Jaylen Waddle falls short in stepping up as Dolphins' top receiver

Jaylen Waddle has been something of a disappointment this year for the Miami Dolphins.

Tennessee Titans v Miami Dolphins
Tennessee Titans v Miami Dolphins / Cooper Neill/GettyImages
facebooktwitterreddit

Monday night against the Tennessee Titans Tyreek Hill went down in the first quarter with an ankle injury.  After his injury, the Dolphins offense and Tua seemed to struggle.  They struggled to throw the ball and other than a few good plays to Cedrick Wilson the passing game was inept. 

They tried to get De’Von Achane the ball in open space and narrowly missed him on a deep ball that could have solidified the win for the Dolphins. But he’s not the guy who should be answering the call when Tyreek goes down.  It has to be Jaylen Waddle.

Jaylen Waddle was the Dolphin's number one receiver as a rookie.  He broke the record for catches in a season by a rookie receiver with 104.  He turned around in his sophomore season and had 18.1 yards per catch to lead the NFL in the category.  This guy was drafted in the first round and has shown himself as an elite pass catcher with his hands and big play ability. 

He’s one of the fastest receivers in the NFL and has shown that he has elite hands catching 104 passes as a rookie. But where was he on Monday night and where have the big plays been this year?

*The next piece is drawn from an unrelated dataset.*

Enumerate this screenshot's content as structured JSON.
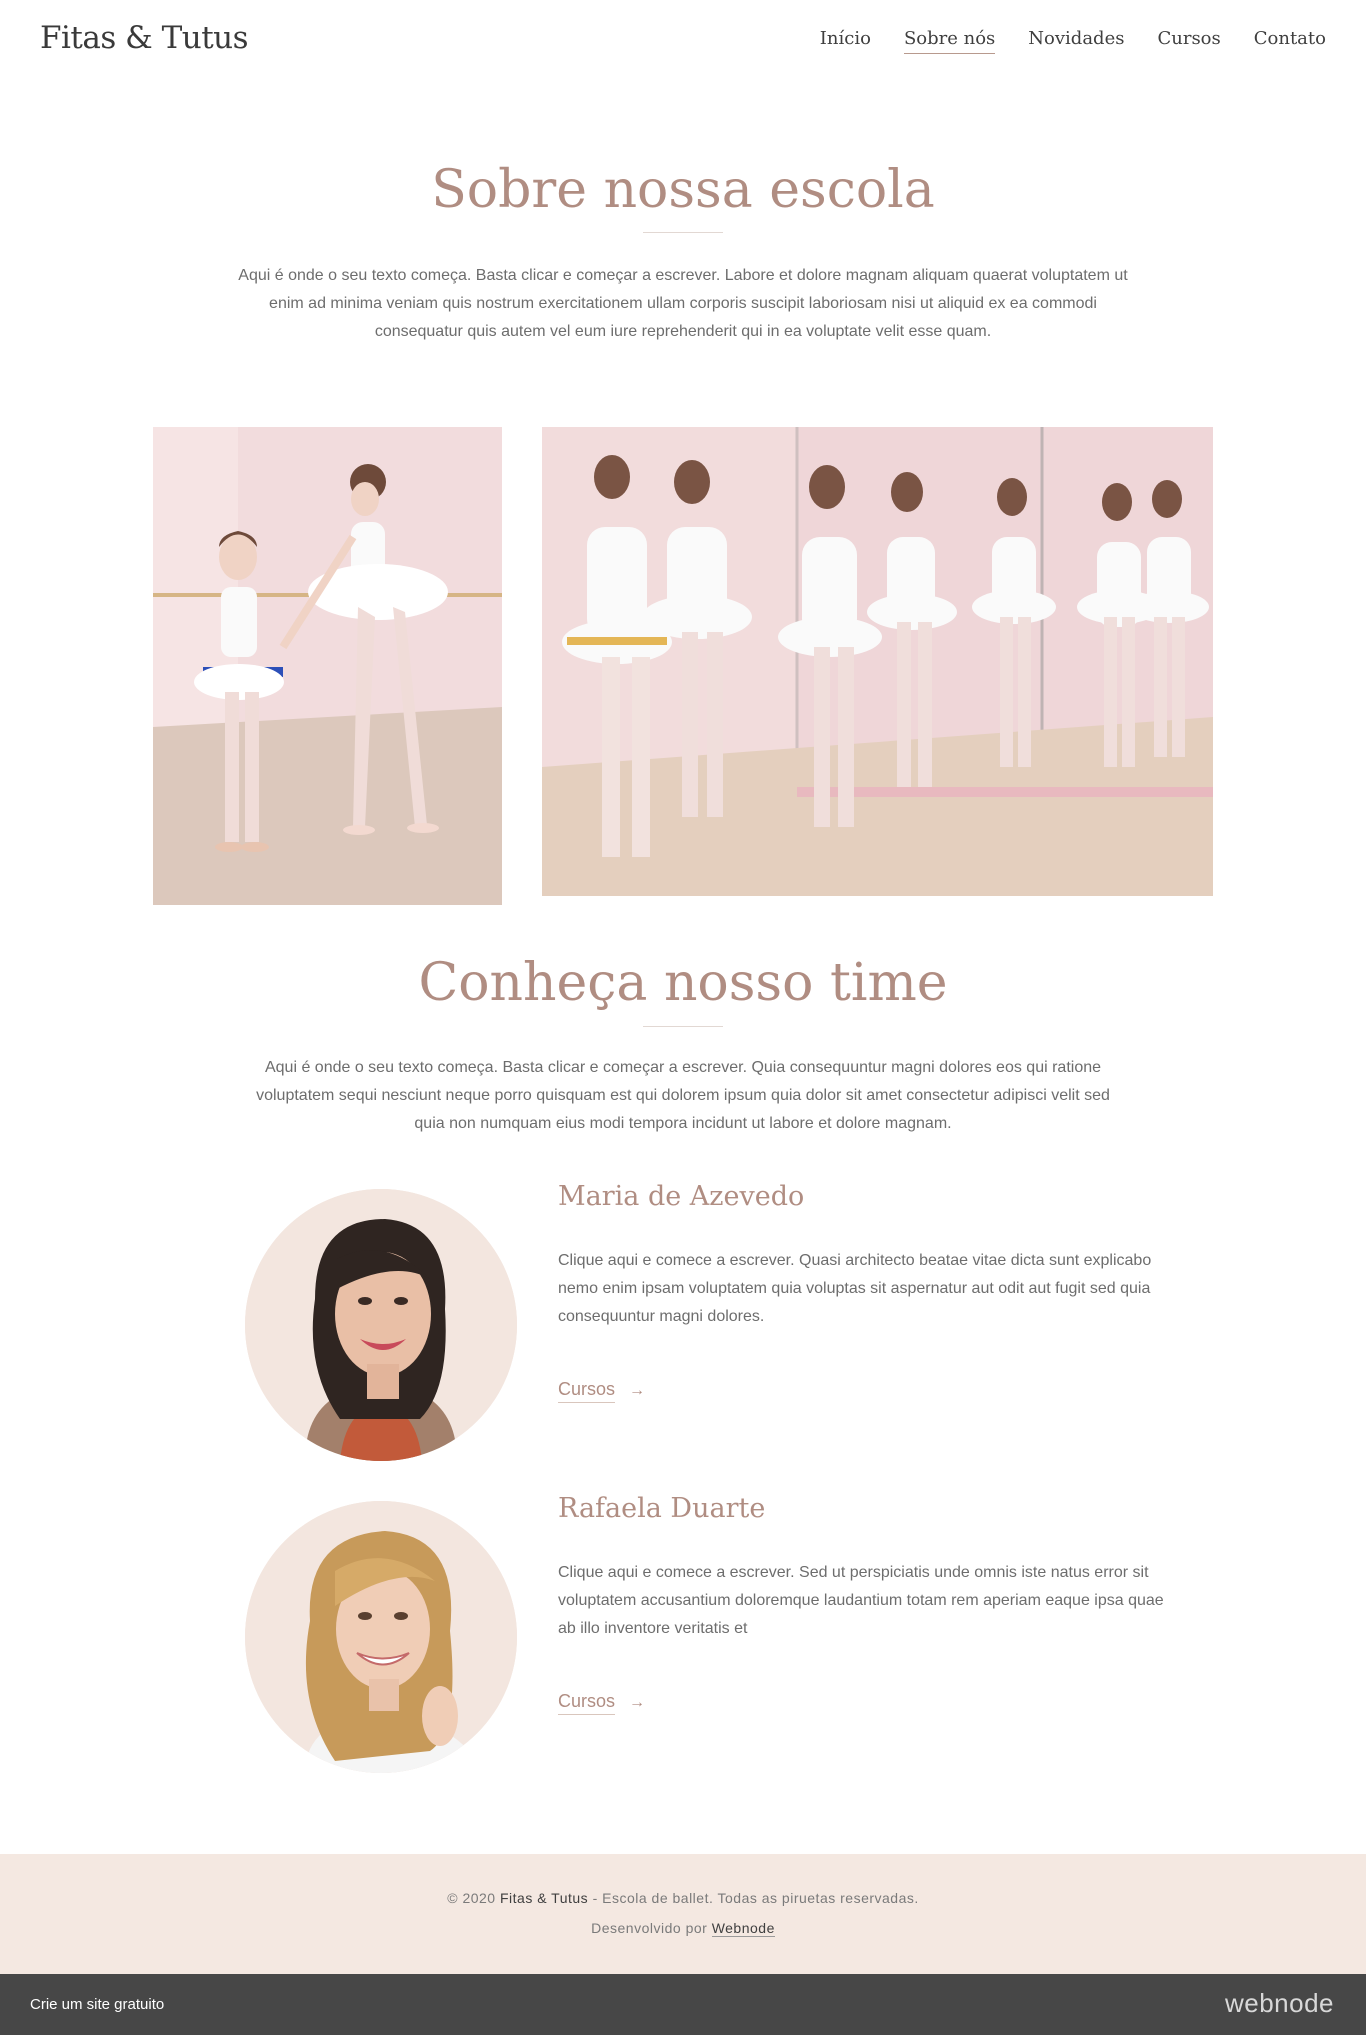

Right now he's caught 63 passes for 822 yards and 3 touchdowns.  These are fine numbers through 12 games and put him on pace for 89 catches.  He’s also on pace for 1,164 receiving yards which would be his third consecutive1,000 yard season.  But Tyreek went out and Waddle had a whole 6 catches for 79 yards.  

On most days he’s the number two option behind Tyreek because Tyreek is arguably the best receiver in the NFL, but Tyreek went down.  Someone needed to step up, and he was nowhere. This is a guy who could be a number one receiver for at least half of the teams in the NFL.

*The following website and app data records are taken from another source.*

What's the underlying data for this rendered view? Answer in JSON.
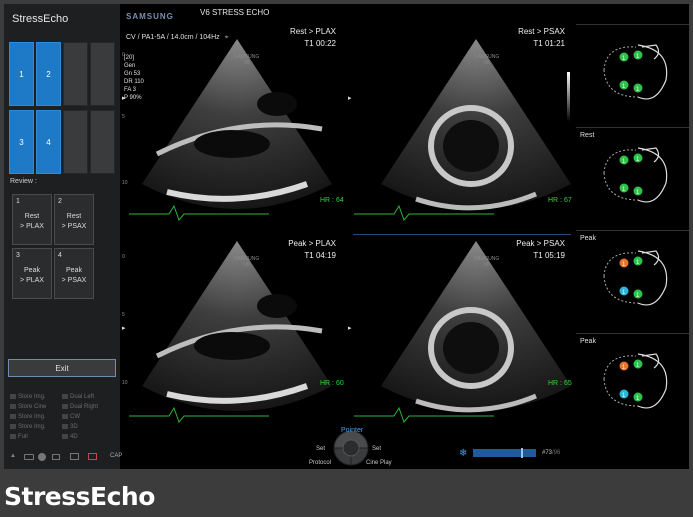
{
  "app": {
    "title": "StressEcho"
  },
  "header": {
    "brand": "SAMSUNG",
    "title": "V6 STRESS ECHO",
    "preset": "CV / PA1-5A / 14.0cm / 104Hz"
  },
  "params": [
    "[20]",
    "Gen",
    "Gn   53",
    "DR   110",
    "FA   3",
    "P    90%"
  ],
  "quad_grid": [
    {
      "label": "1",
      "active": true
    },
    {
      "label": "2",
      "active": true
    },
    {
      "label": "",
      "active": false
    },
    {
      "label": "",
      "active": false
    },
    {
      "label": "3",
      "active": true
    },
    {
      "label": "4",
      "active": true
    },
    {
      "label": "",
      "active": false
    },
    {
      "label": "",
      "active": false
    }
  ],
  "review": {
    "label": "Review :",
    "cells": [
      {
        "num": "1",
        "line1": "Rest",
        "line2": "> PLAX"
      },
      {
        "num": "2",
        "line1": "Rest",
        "line2": "> PSAX"
      },
      {
        "num": "3",
        "line1": "Peak",
        "line2": "> PLAX"
      },
      {
        "num": "4",
        "line1": "Peak",
        "line2": "> PSAX"
      }
    ]
  },
  "exit_label": "Exit",
  "options": [
    {
      "label": "Store Img.",
      "col": 0,
      "row": 0
    },
    {
      "label": "Dual Left",
      "col": 1,
      "row": 0
    },
    {
      "label": "Store Cine",
      "col": 0,
      "row": 1
    },
    {
      "label": "Dual Right",
      "col": 1,
      "row": 1
    },
    {
      "label": "Store Img.",
      "col": 0,
      "row": 2
    },
    {
      "label": "CW",
      "col": 1,
      "row": 2
    },
    {
      "label": "Store Img.",
      "col": 0,
      "row": 3
    },
    {
      "label": "3D",
      "col": 1,
      "row": 3
    },
    {
      "label": "Full",
      "col": 0,
      "row": 4
    },
    {
      "label": "4D",
      "col": 1,
      "row": 4
    }
  ],
  "bottom_icons": {
    "arrow": "▲",
    "cap": "CAP"
  },
  "viewports": [
    {
      "line1": "Rest > PLAX",
      "line2": "T1  00:22",
      "hr": "HR : 64",
      "brand": "SAMSUNG",
      "brand2": "V6"
    },
    {
      "line1": "Rest > PSAX",
      "line2": "T1  01:21",
      "hr": "HR : 67",
      "brand": "SAMSUNG",
      "brand2": "V6"
    },
    {
      "line1": "Peak > PLAX",
      "line2": "T1  04:19",
      "hr": "HR : 60",
      "brand": "SAMSUNG",
      "brand2": "V6"
    },
    {
      "line1": "Peak > PSAX",
      "line2": "T1  05:19",
      "hr": "HR : 65",
      "brand": "SAMSUNG",
      "brand2": "V6"
    }
  ],
  "rulers": [
    "0",
    "5",
    "10",
    "0",
    "5",
    "10"
  ],
  "schematics": [
    {
      "label": ""
    },
    {
      "label": "Rest"
    },
    {
      "label": "Peak"
    },
    {
      "label": "Peak"
    }
  ],
  "controls": {
    "pointer": "Pointer",
    "set_left": "Set",
    "set_right": "Set",
    "protocol": "Protocol",
    "cine_play": "Cine Play",
    "frame": "#73",
    "frame_total": "/96"
  },
  "progress_fraction": 0.76,
  "caption": "StressEcho",
  "colors": {
    "accent": "#1e79c6",
    "hr_green": "#34d43e",
    "segment_green": "#2fc24a",
    "segment_orange": "#e8742a",
    "segment_cyan": "#2ab6d8"
  }
}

This isn’t entirely his fault as Tua has sometimes defaulted to throw at Tyreek even when Waddle is open.  Again, that’s fine, Tyreek is Tyreek.  But when Tyreek goes down we need Waddle to show up.  We needed the type of game that Hopkins had for Tennessee, exposing our corners.  If Tyreek goes on to miss a game or two we need Waddle to step up.  

He’s an elite talent, but he hasn’t shown himself to be that “Alpha” type of player.  He needs to demand the ball when Tyreek isn’t on the field.  The offense should immediately go from running through Tyreek, to running through Waddle, because if Miami wants to go on a deep playoff run they’re going to need as many dawgs as they can get.

feed